Collected data
▼

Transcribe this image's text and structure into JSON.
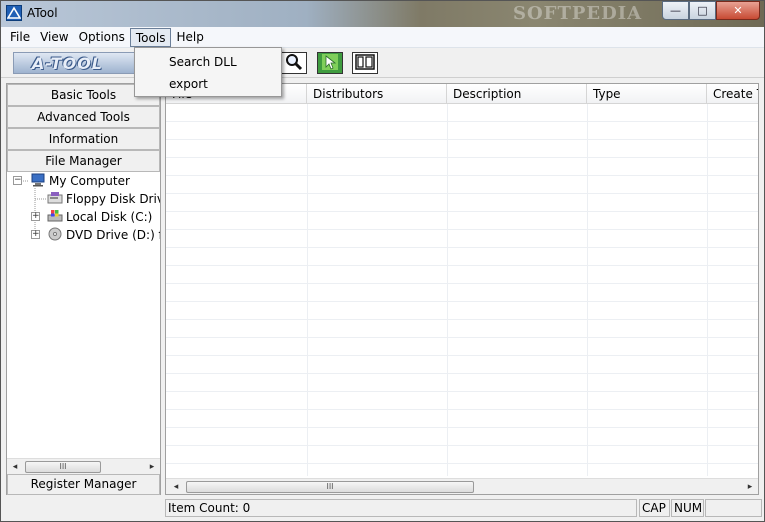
{
  "window": {
    "title": "ATool",
    "watermark": "SOFTPEDIA"
  },
  "window_controls": {
    "minimize": "—",
    "maximize": "□",
    "close": "✕"
  },
  "menubar": {
    "items": [
      "File",
      "View",
      "Options",
      "Tools",
      "Help"
    ],
    "open_item": "Tools"
  },
  "dropdown": {
    "items": [
      "Search DLL",
      "export"
    ]
  },
  "toolbar": {
    "logo_text": "A-TOOL"
  },
  "left_panel": {
    "nav": [
      "Basic Tools",
      "Advanced Tools",
      "Information",
      "File Manager"
    ],
    "tree": {
      "root": "My Computer",
      "children": [
        "Floppy Disk Drive",
        "Local Disk (C:)",
        "DVD Drive (D:) fin"
      ]
    },
    "register_label": "Register Manager"
  },
  "list": {
    "columns": [
      "File",
      "Distributors",
      "Description",
      "Type",
      "Create Ti"
    ]
  },
  "statusbar": {
    "item_count": "Item Count: 0",
    "cap": "CAP",
    "num": "NUM"
  },
  "scroll": {
    "thumb_glyph": "III",
    "left": "◂",
    "right": "▸"
  },
  "colors": {
    "accent": "#1f5fb5",
    "menu_highlight": "#e4eaf2"
  }
}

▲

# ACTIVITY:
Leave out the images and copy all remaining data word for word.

# RESULT BELOW:
Transcribe this image's text and structure into JSON.
{
  "window": {
    "title": "ATool",
    "watermark": "SOFTPEDIA"
  },
  "window_controls": {
    "minimize": "—",
    "maximize": "□",
    "close": "✕"
  },
  "menubar": {
    "items": [
      "File",
      "View",
      "Options",
      "Tools",
      "Help"
    ],
    "open_item": "Tools"
  },
  "dropdown": {
    "items": [
      "Search DLL",
      "export"
    ]
  },
  "toolbar": {
    "logo_text": "A-TOOL"
  },
  "left_panel": {
    "nav": [
      "Basic Tools",
      "Advanced Tools",
      "Information",
      "File Manager"
    ],
    "tree": {
      "root": "My Computer",
      "children": [
        "Floppy Disk Drive",
        "Local Disk (C:)",
        "DVD Drive (D:) fin"
      ]
    },
    "register_label": "Register Manager"
  },
  "list": {
    "columns": [
      "File",
      "Distributors",
      "Description",
      "Type",
      "Create Ti"
    ]
  },
  "statusbar": {
    "item_count": "Item Count: 0",
    "cap": "CAP",
    "num": "NUM"
  },
  "scroll": {
    "thumb_glyph": "III",
    "left": "◂",
    "right": "▸"
  },
  "colors": {
    "accent": "#1f5fb5",
    "menu_highlight": "#e4eaf2"
  }
}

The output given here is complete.